But when you go to work you find the management has a different idea of how employees should be treated. You suck up verbal mistreatment because you need a job and the economy isn't getting any better.
But it gets worse.
Your manager hands you a name tag. The manager insists you wear the name tag. But it isn't your name. Instead it is a contraction of two insults demeaning to the populations referenced.
You have to wear it or your ability to feed yourself may suddenly be cut off. So you do, as staff and customers are reading your name tag you just melt in shame, as intended. (You are a teen, remember? Everything is more intense as a teen so your embarrassment is even more demeaning)

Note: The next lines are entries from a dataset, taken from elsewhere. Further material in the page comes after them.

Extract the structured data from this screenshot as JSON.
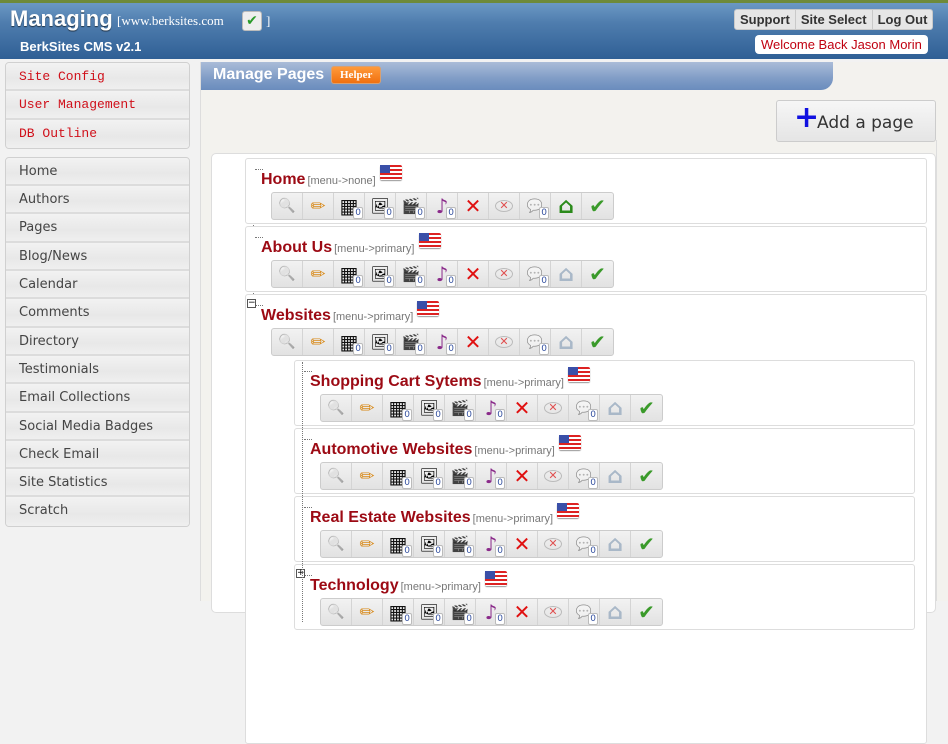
{
  "header": {
    "app_title": "Managing",
    "site_url": "[www.berksites.com",
    "site_close": "]",
    "cms_version": "BerkSites CMS v2.1",
    "nav": [
      {
        "label": "Support"
      },
      {
        "label": "Site Select"
      },
      {
        "label": "Log Out"
      }
    ],
    "welcome": "Welcome Back Jason Morin"
  },
  "sidebar": {
    "admin_items": [
      {
        "label": "Site Config"
      },
      {
        "label": "User Management"
      },
      {
        "label": "DB Outline"
      }
    ],
    "items": [
      {
        "label": "Home"
      },
      {
        "label": "Authors"
      },
      {
        "label": "Pages"
      },
      {
        "label": "Blog/News"
      },
      {
        "label": "Calendar"
      },
      {
        "label": "Comments"
      },
      {
        "label": "Directory"
      },
      {
        "label": "Testimonials"
      },
      {
        "label": "Email Collections"
      },
      {
        "label": "Social Media Badges"
      },
      {
        "label": "Check Email"
      },
      {
        "label": "Site Statistics"
      },
      {
        "label": "Scratch"
      }
    ]
  },
  "main": {
    "title": "Manage Pages",
    "helper_label": "Helper",
    "add_page_label": "Add a page",
    "add_page_icon": "plus-icon"
  },
  "toolbar_icons": [
    "view-icon",
    "edit-icon",
    "grid-icon",
    "image-icon",
    "video-icon",
    "music-icon",
    "delete-icon",
    "remove-comment-icon",
    "comments-icon",
    "home-icon",
    "approve-icon"
  ],
  "pages": [
    {
      "name": "Home",
      "menu": "[menu->none]",
      "counts": {
        "grid": "0",
        "image": "0",
        "video": "0",
        "music": "0",
        "comments": "0"
      },
      "is_home": true
    },
    {
      "name": "About Us",
      "menu": "[menu->primary]",
      "counts": {
        "grid": "0",
        "image": "0",
        "video": "0",
        "music": "0",
        "comments": "0"
      },
      "is_home": false
    },
    {
      "name": "Websites",
      "menu": "[menu->primary]",
      "counts": {
        "grid": "0",
        "image": "0",
        "video": "0",
        "music": "0",
        "comments": "0"
      },
      "is_home": false,
      "expander": "−"
    },
    {
      "name": "Shopping Cart Sytems",
      "menu": "[menu->primary]",
      "counts": {
        "grid": "0",
        "image": "0",
        "video": "0",
        "music": "0",
        "comments": "0"
      },
      "is_home": false
    },
    {
      "name": "Automotive Websites",
      "menu": "[menu->primary]",
      "counts": {
        "grid": "0",
        "image": "0",
        "video": "0",
        "music": "0",
        "comments": "0"
      },
      "is_home": false
    },
    {
      "name": "Real Estate Websites",
      "menu": "[menu->primary]",
      "counts": {
        "grid": "0",
        "image": "0",
        "video": "0",
        "music": "0",
        "comments": "0"
      },
      "is_home": false
    },
    {
      "name": "Technology",
      "menu": "[menu->primary]",
      "counts": {
        "grid": "0",
        "image": "0",
        "video": "0",
        "music": "0",
        "comments": "0"
      },
      "is_home": false,
      "expander": "+"
    }
  ],
  "colors": {
    "brand_blue": "#2f5f95",
    "page_title_red": "#9c0a14",
    "accent_orange": "#f07010",
    "admin_link_red": "#d0101a"
  }
}
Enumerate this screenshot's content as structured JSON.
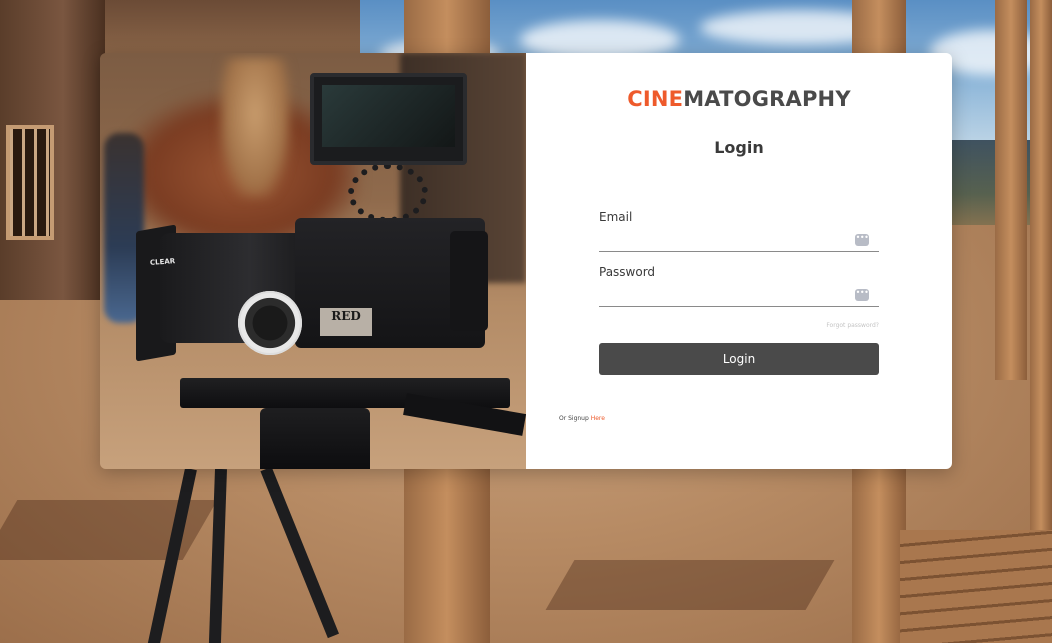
{
  "brand": {
    "accent": "CINE",
    "rest": "MATOGRAPHY",
    "accent_color": "#ee5a2b"
  },
  "login": {
    "title": "Login",
    "email_label": "Email",
    "email_value": "",
    "password_label": "Password",
    "password_value": "",
    "key_icon": "password-manager-key-icon",
    "forgot_password": "Forgot password?",
    "submit_label": "Login",
    "submit_color": "#4a4a4a"
  },
  "signup": {
    "prefix": "Or Signup",
    "link": "Here"
  },
  "photo": {
    "camera_label": "RED",
    "lens_label": "CLEAR"
  }
}
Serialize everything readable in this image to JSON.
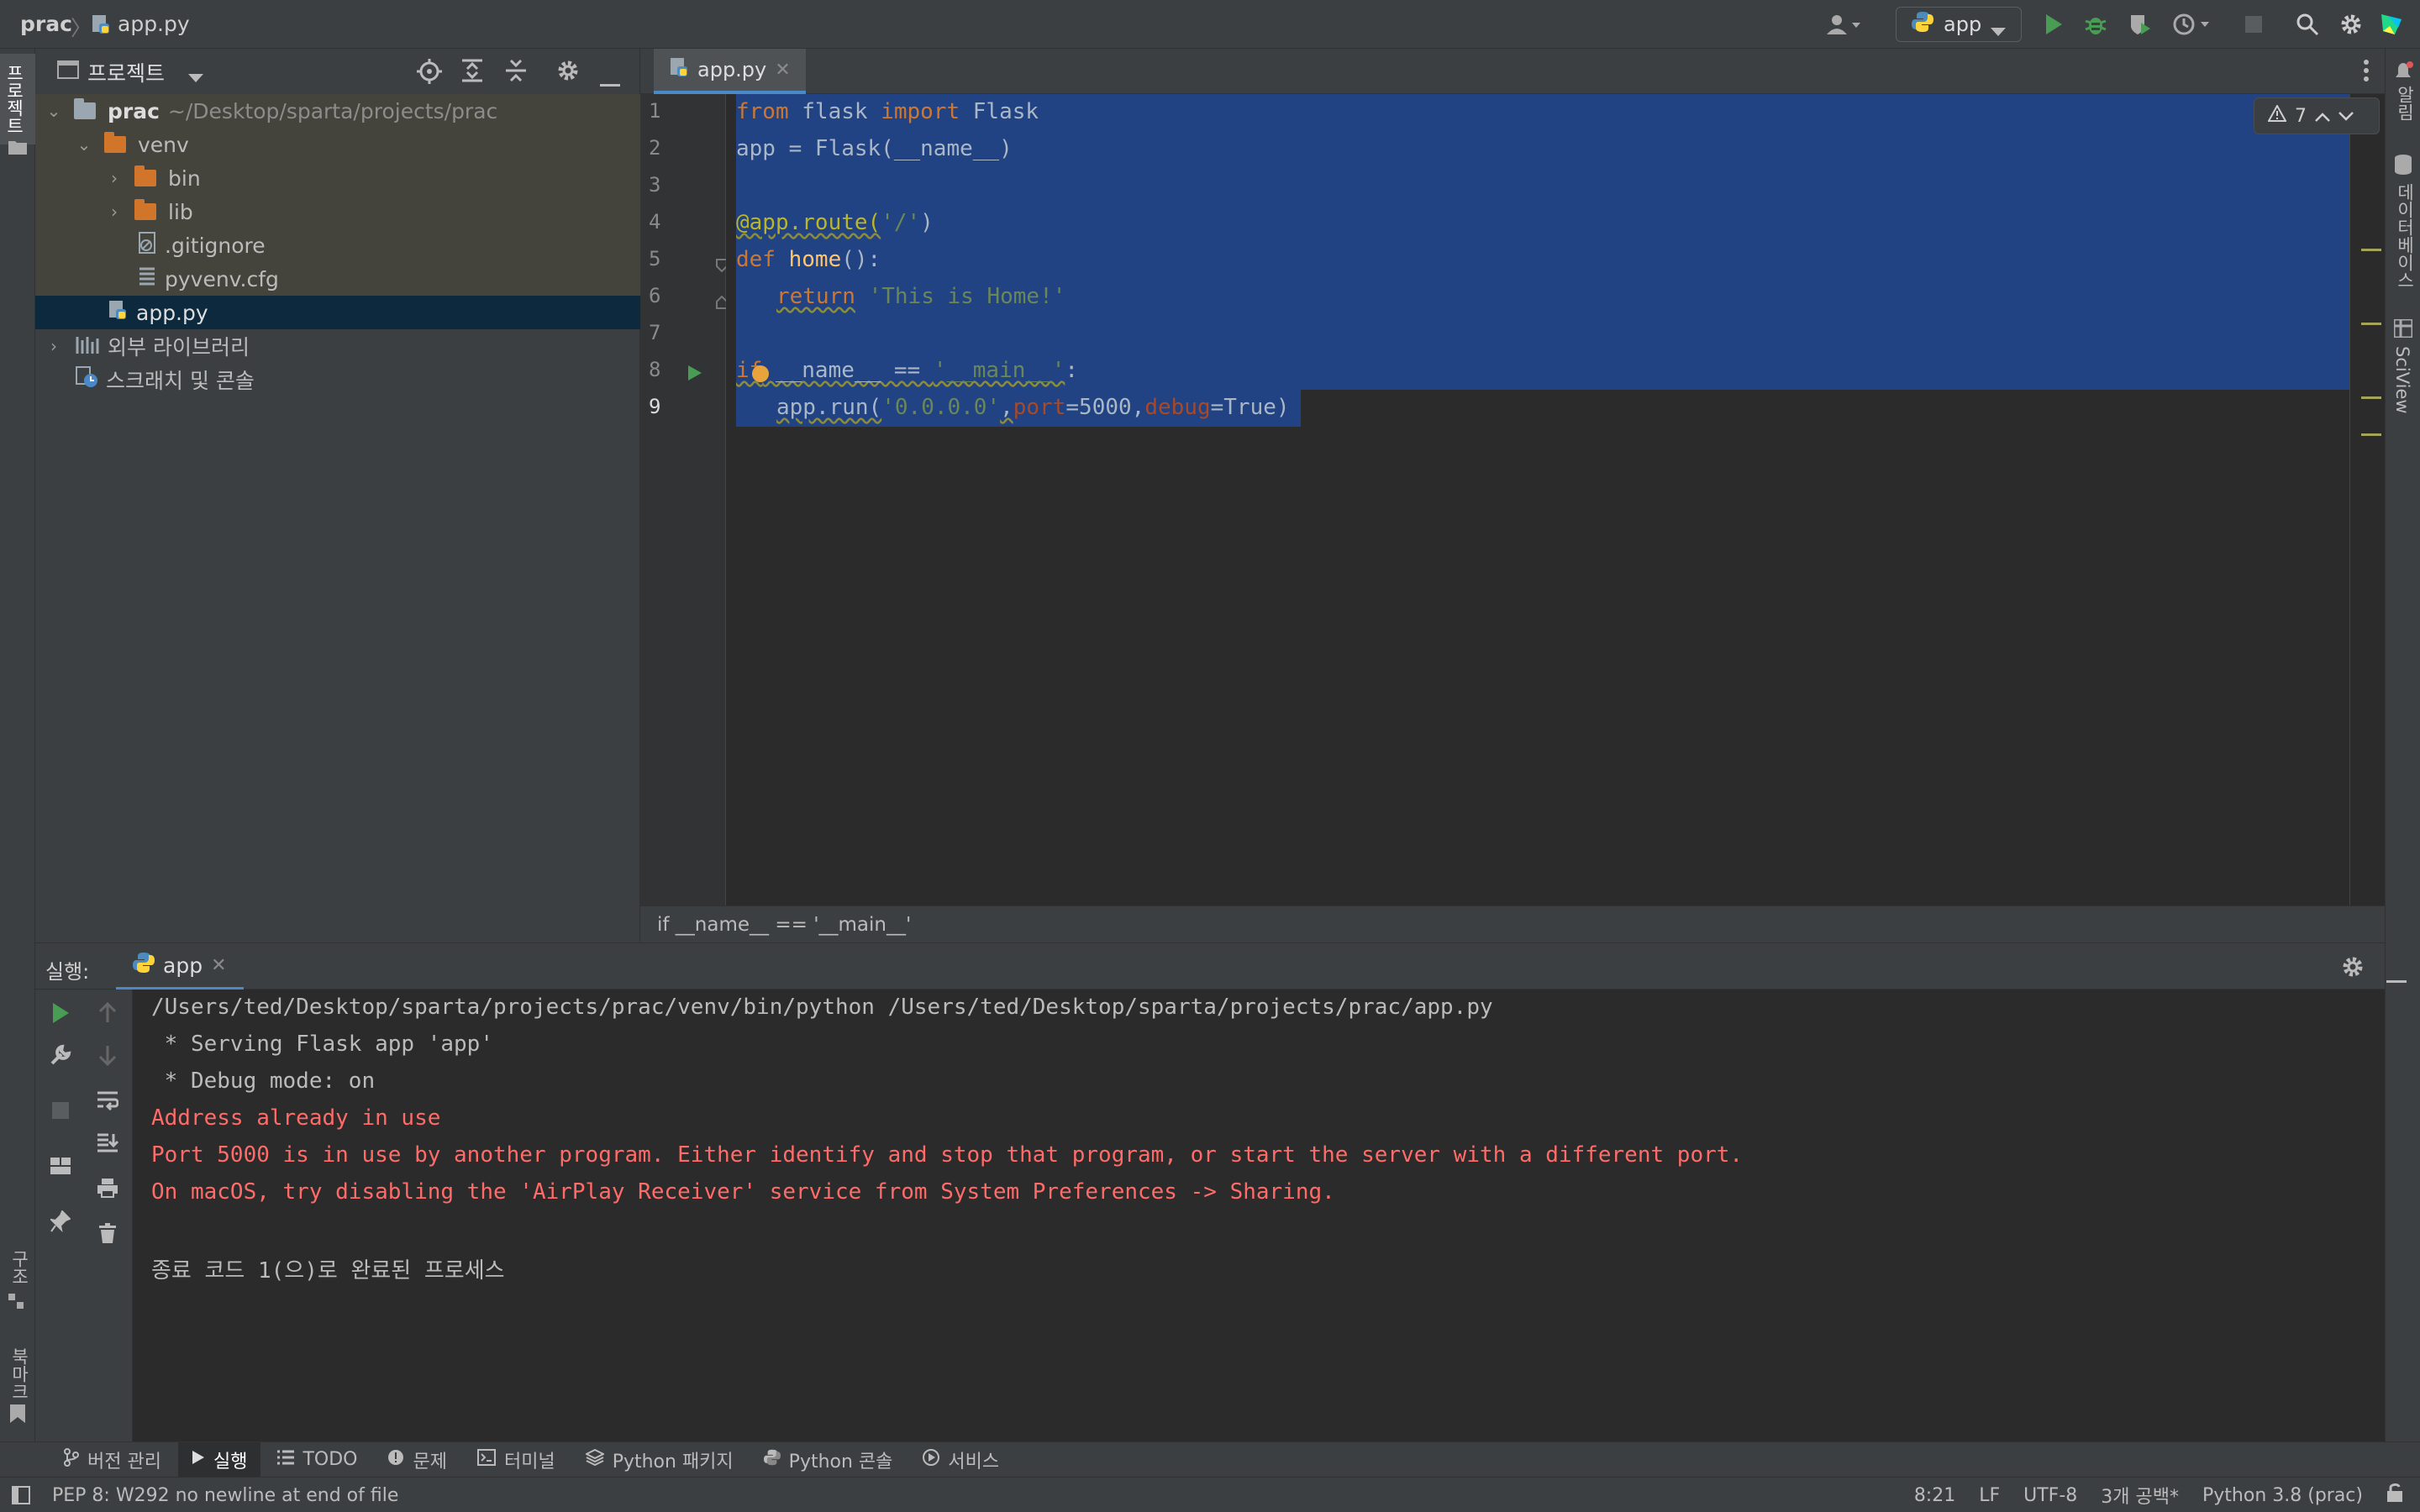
{
  "titlebar": {
    "project": "prac",
    "file": "app.py",
    "run_config": "app"
  },
  "sidebar_left": {
    "project_tab": "프로젝트",
    "structure_tab": "구조",
    "bookmark_tab": "북마크"
  },
  "sidebar_right": {
    "notifications_tab": "알림",
    "database_tab": "데이터베이스",
    "sciview_tab": "SciView"
  },
  "project_panel": {
    "title": "프로젝트",
    "root_name": "prac",
    "root_path": "~/Desktop/sparta/projects/prac",
    "items": [
      {
        "label": "venv"
      },
      {
        "label": "bin"
      },
      {
        "label": "lib"
      },
      {
        "label": ".gitignore"
      },
      {
        "label": "pyvenv.cfg"
      },
      {
        "label": "app.py"
      },
      {
        "label": "외부 라이브러리"
      },
      {
        "label": "스크래치 및 콘솔"
      }
    ]
  },
  "editor": {
    "tab_label": "app.py",
    "warning_count": "7",
    "line_numbers": [
      "1",
      "2",
      "3",
      "4",
      "5",
      "6",
      "7",
      "8",
      "9"
    ],
    "lines": {
      "l1": {
        "a": "from",
        "b": " flask ",
        "c": "import",
        "d": " Flask"
      },
      "l2": {
        "a": "app = Flask(__name__)"
      },
      "l4": {
        "a": "@app.route(",
        "b": "'/'",
        "c": ")"
      },
      "l5": {
        "a": "def",
        "b": " ",
        "c": "home",
        "d": "():"
      },
      "l6": {
        "a": "return",
        "b": " ",
        "c": "'This is Home!'"
      },
      "l8": {
        "a": "if",
        "b": " __name__ == ",
        "c": "'__main__'",
        "d": ":"
      },
      "l9": {
        "a": "app.run(",
        "b": "'0.0.0.0'",
        "c": ",",
        "d": "port",
        "e": "=5000,",
        "f": "debug",
        "g": "=True)"
      }
    },
    "breadcrumb": "if __name__ == '__main__'"
  },
  "run_panel": {
    "label": "실행:",
    "tab_label": "app",
    "console": [
      "/Users/ted/Desktop/sparta/projects/prac/venv/bin/python /Users/ted/Desktop/sparta/projects/prac/app.py",
      " * Serving Flask app 'app'",
      " * Debug mode: on",
      "Address already in use",
      "Port 5000 is in use by another program. Either identify and stop that program, or start the server with a different port.",
      "On macOS, try disabling the 'AirPlay Receiver' service from System Preferences -> Sharing.",
      "종료 코드 1(으)로 완료된 프로세스"
    ]
  },
  "tool_tabs": [
    {
      "label": "버전 관리"
    },
    {
      "label": "실행"
    },
    {
      "label": "TODO"
    },
    {
      "label": "문제"
    },
    {
      "label": "터미널"
    },
    {
      "label": "Python 패키지"
    },
    {
      "label": "Python 콘솔"
    },
    {
      "label": "서비스"
    }
  ],
  "statusbar": {
    "message": "PEP 8: W292 no newline at end of file",
    "position": "8:21",
    "line_sep": "LF",
    "encoding": "UTF-8",
    "indent": "3개 공백*",
    "interpreter": "Python 3.8 (prac)"
  },
  "colors": {
    "accent": "#4a88c7",
    "selection": "#214283",
    "error_text": "#ff6b68",
    "folder": "#d1752b",
    "run_green": "#499c54"
  }
}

The word, a combination of “gay” and “retard,” should be offensive to all human beings, and certainly should never have been inflicted on a gay teen by his boss. The ex-employee claims that his manager was verbally abusive to him from the beginning. “I’ve been very vulnerable and I’ve been allowing him to say things to me that shouldn’t be said,” he told TV station KELO.
Of course they are going to say they didn't do it. Did you expect a confession?